• **YOUR ASSIGNMENT**: The word "File" marks the lines to copy; find all of them in the entries below.

[Dataset excerpts]
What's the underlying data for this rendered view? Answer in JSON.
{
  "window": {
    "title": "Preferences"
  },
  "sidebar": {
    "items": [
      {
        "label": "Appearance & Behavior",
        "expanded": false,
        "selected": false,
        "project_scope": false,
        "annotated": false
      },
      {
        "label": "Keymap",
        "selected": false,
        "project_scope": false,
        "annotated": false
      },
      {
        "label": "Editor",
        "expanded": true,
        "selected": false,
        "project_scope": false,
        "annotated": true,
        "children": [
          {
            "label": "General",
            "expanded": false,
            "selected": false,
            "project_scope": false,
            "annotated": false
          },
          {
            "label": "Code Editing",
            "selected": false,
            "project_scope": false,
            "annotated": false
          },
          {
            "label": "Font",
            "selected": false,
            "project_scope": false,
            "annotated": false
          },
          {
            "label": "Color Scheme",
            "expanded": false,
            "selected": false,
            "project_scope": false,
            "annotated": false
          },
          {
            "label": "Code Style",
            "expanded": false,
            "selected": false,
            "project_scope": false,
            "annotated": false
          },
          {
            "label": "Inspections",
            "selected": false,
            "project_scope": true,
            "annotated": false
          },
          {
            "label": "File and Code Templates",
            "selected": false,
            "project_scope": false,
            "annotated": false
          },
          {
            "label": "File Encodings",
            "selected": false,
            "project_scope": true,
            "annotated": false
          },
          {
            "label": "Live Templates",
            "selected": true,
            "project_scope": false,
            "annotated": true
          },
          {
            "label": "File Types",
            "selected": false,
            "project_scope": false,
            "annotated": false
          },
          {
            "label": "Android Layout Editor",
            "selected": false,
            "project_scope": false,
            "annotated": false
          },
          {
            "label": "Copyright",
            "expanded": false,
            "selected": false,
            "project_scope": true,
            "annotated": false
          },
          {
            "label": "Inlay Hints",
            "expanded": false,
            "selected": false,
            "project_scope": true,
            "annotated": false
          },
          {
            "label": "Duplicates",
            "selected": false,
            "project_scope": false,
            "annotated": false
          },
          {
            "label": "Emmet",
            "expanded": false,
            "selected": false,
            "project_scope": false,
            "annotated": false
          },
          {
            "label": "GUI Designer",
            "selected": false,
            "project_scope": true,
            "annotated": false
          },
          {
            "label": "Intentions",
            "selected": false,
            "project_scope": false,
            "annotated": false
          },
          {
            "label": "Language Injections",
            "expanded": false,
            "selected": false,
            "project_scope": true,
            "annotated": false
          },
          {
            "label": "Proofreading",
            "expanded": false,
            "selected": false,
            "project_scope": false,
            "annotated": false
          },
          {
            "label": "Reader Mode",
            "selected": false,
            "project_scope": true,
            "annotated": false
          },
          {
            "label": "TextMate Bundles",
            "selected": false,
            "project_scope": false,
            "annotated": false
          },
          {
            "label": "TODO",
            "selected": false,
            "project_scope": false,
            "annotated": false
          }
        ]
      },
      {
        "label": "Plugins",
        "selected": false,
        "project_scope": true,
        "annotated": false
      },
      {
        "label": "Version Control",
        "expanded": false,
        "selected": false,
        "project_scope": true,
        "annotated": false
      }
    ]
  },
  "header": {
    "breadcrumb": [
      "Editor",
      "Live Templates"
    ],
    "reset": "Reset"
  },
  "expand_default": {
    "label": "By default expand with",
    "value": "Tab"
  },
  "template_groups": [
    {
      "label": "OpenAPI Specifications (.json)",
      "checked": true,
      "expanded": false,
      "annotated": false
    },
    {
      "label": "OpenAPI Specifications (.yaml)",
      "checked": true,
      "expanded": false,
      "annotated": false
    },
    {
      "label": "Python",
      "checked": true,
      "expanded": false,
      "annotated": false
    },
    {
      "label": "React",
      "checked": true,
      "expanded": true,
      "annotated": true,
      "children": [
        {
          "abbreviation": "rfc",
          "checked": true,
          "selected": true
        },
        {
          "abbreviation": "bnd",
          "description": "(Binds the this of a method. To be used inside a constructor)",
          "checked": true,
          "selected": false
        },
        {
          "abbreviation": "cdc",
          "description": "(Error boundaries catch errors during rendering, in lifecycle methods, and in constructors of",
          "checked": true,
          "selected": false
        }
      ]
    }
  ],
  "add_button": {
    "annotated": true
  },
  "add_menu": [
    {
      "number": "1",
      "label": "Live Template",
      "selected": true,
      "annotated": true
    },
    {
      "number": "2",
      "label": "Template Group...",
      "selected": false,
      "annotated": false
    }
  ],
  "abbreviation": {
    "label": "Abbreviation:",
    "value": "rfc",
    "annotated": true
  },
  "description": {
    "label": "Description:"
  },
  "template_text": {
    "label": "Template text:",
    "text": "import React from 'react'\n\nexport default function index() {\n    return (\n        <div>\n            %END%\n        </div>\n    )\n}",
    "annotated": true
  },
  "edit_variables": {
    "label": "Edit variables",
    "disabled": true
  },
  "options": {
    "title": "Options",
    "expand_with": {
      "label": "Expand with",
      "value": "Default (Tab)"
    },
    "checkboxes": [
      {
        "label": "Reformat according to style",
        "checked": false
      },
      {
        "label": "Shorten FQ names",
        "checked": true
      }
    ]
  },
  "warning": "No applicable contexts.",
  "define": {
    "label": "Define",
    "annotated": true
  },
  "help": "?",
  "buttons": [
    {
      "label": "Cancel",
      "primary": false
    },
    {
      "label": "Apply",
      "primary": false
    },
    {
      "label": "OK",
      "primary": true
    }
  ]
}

• **PROBLEM SOLUTION**:
            "label": "File and Code Templates",
            "label": "File Encodings",
            "label": "File Types",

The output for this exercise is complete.